Take this finding: once all prior attainment is taken into account, girls from the lowest socioeconomic quintile are 5.3% less likely to enter HE than girls from the highest socioeconomic quintile. Boys are 4.1% less likely. If you want a place at a Russell Group university, your odds are reduced by 4.3% and 2.5% respectively. Similar findings were reported earlier this week by Vikki Boliver for equal-attainment applicants in a survey of UCAS applicants from 1996 to 2006. Applicants from lower class backgrounds and from state schools were less likely to be offered a place at Russell Group universities than their comparably qualified counterparts from higher class backgrounds and private schools (even when ‘facilitating’ subjects were controlled for, despite the spin put on the research by some).
For Chowdry and his fellows authors, the point-of-entry gap between applicants of different socioeconomic status is “modest”. Encouraging less well-off students to apply to university at the age of 18 is therefore “unlikely to have a major impact” on participation.
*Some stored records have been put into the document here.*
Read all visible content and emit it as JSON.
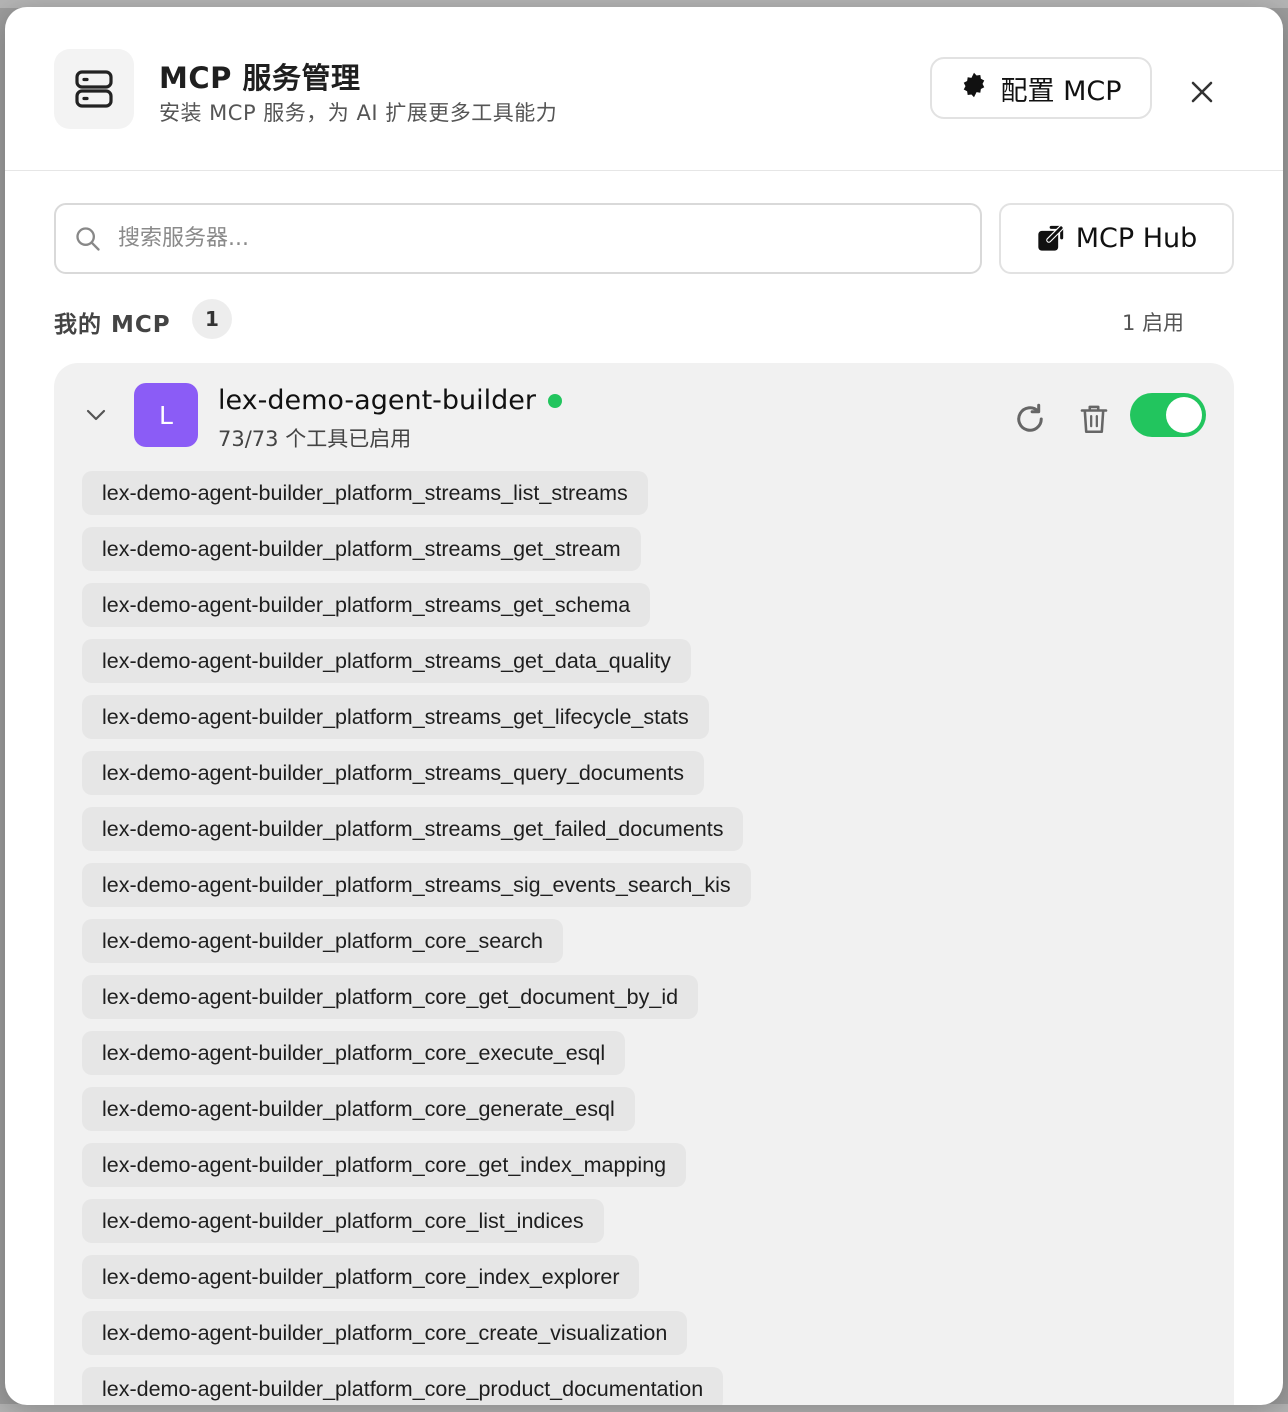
{
  "header": {
    "title": "MCP 服务管理",
    "subtitle": "安装 MCP 服务，为 AI 扩展更多工具能力",
    "config_label": "配置 MCP"
  },
  "search": {
    "placeholder": "搜索服务器..."
  },
  "hub_label": "MCP Hub",
  "section": {
    "label": "我的 MCP",
    "count": "1",
    "enabled": "1 启用"
  },
  "server": {
    "avatar_letter": "L",
    "name": "lex-demo-agent-builder",
    "tools_status": "73/73 个工具已启用",
    "status_color": "#22c55e",
    "enabled": true,
    "tools": [
      "lex-demo-agent-builder_platform_streams_list_streams",
      "lex-demo-agent-builder_platform_streams_get_stream",
      "lex-demo-agent-builder_platform_streams_get_schema",
      "lex-demo-agent-builder_platform_streams_get_data_quality",
      "lex-demo-agent-builder_platform_streams_get_lifecycle_stats",
      "lex-demo-agent-builder_platform_streams_query_documents",
      "lex-demo-agent-builder_platform_streams_get_failed_documents",
      "lex-demo-agent-builder_platform_streams_sig_events_search_kis",
      "lex-demo-agent-builder_platform_core_search",
      "lex-demo-agent-builder_platform_core_get_document_by_id",
      "lex-demo-agent-builder_platform_core_execute_esql",
      "lex-demo-agent-builder_platform_core_generate_esql",
      "lex-demo-agent-builder_platform_core_get_index_mapping",
      "lex-demo-agent-builder_platform_core_list_indices",
      "lex-demo-agent-builder_platform_core_index_explorer",
      "lex-demo-agent-builder_platform_core_create_visualization",
      "lex-demo-agent-builder_platform_core_product_documentation"
    ]
  },
  "colors": {
    "accent_purple": "#8b5cf6",
    "toggle_on": "#22c55e"
  }
}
In relative terms, of course, this is perfectly true – improving attainment for all young people of lower socioeconomic status would make a bigger difference than focusing on the small proportion who defy the odds and get good grades.
But doesn’t this line of thinking get HE off the hook a little too easily? What of the thousands of high-achieving young people who aren’t making it to a top university each year? Jonathan Portes makes the same points about Chris Cook’s interpretation of the Oxford University data. He also uses the graph below to show that, if these young people did participate, they’d probably outperform students from more privileged backgrounds.
“We cannot offer places to those who do not apply,” says Dr Piatt. True. But there’s a growing body of research that suggests those who do apply to Russell Group universities are not always treated equally. The ‘attainment gap’ certainly isn’t to blame for that.